Ronald Leopold, executive director of the Anne Frank House in Amsterdam, said at the dedication, “Anne Frank took great solace from the horse chestnut tree that grew outside the secret annex on the Prinsengracht in Amsterdam, where her family and four others were in hiding during World War II. To Anne, it represented life in the face of death, the freedom to blossom and prosper.”

From June 1942 to August 1944, she confided her dreams and hopes, Leopold said, but did she still believe people are really good at heart, as she wrote in perhaps the most famous passage in her diary?

Some 55,000 prisoners survived Bergen Belsen, among them my starving mother, who held onto life, probably just a few yards from where Anne and Margot perished.

When the U.S. Army liberated my father on May 6, 1945, at Mauthausen-Gusen, some 38,000 prisoners were still alive, including Peter, the boy who gave Anne her first kiss as they hid in the annex.

Leopold told me after the tree dedication that he found out recently that Peter was still alive when the U.S. Army entered the camp, but he soon died from disease and malnutrition. My parents were just hours away from suffering the same fate as Peter. My mother wrote in her memoir she felt very close to death even after she was liberated.

The number of concentration camp survivors are found in a recently published book, “KL: A History of the Nazi Concentration Camps” by Nikolaus Wachsmann, published by Farrar, Straus and Giroux — an exhaustive history of Nazi brutality that details the horrors of the Third Reich as no other book has done before.

Wachsmann estimates that some 150,000 prisoners died in the first months of 1945 even as the Nazis fled in advance of the Allied armies.

Otto Frank, the father of Anne and Margot, was the only survivor from the group of eight people who hid in the annex.

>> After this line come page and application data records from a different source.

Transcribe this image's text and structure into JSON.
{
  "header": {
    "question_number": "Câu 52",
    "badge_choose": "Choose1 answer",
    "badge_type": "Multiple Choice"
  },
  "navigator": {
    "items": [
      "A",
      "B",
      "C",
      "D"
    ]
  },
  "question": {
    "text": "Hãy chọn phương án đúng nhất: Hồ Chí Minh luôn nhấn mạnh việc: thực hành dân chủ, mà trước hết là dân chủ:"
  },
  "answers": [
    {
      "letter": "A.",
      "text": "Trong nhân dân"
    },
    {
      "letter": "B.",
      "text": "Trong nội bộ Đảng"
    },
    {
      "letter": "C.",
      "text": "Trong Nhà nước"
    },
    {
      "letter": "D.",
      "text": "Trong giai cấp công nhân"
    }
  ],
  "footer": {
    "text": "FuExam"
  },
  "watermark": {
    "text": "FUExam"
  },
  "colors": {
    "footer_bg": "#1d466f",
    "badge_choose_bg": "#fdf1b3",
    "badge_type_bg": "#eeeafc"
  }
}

When he returned from Auschwitz, Miep Gies, the Christian woman who helped them hide in the annex, handed Otto his daughter’s diary, the work of a gifted young writer who found her voice at age 13 and was silenced, along with a million other Jewish children murdered in the Holocaust.

Clinton made a plea for tolerance and acceptance of our common humanity.

“The people who were butchering Anne Frank and her family and fellow Jewish citizens were 99.5 percent the same, biologically, as they,” Clinton said.

While Clinton spoke, our 8-week-old grandson Isaac — Ilona’s and Frank’s great-grandson — cried for a minute, perhaps for the millions of victims who perished.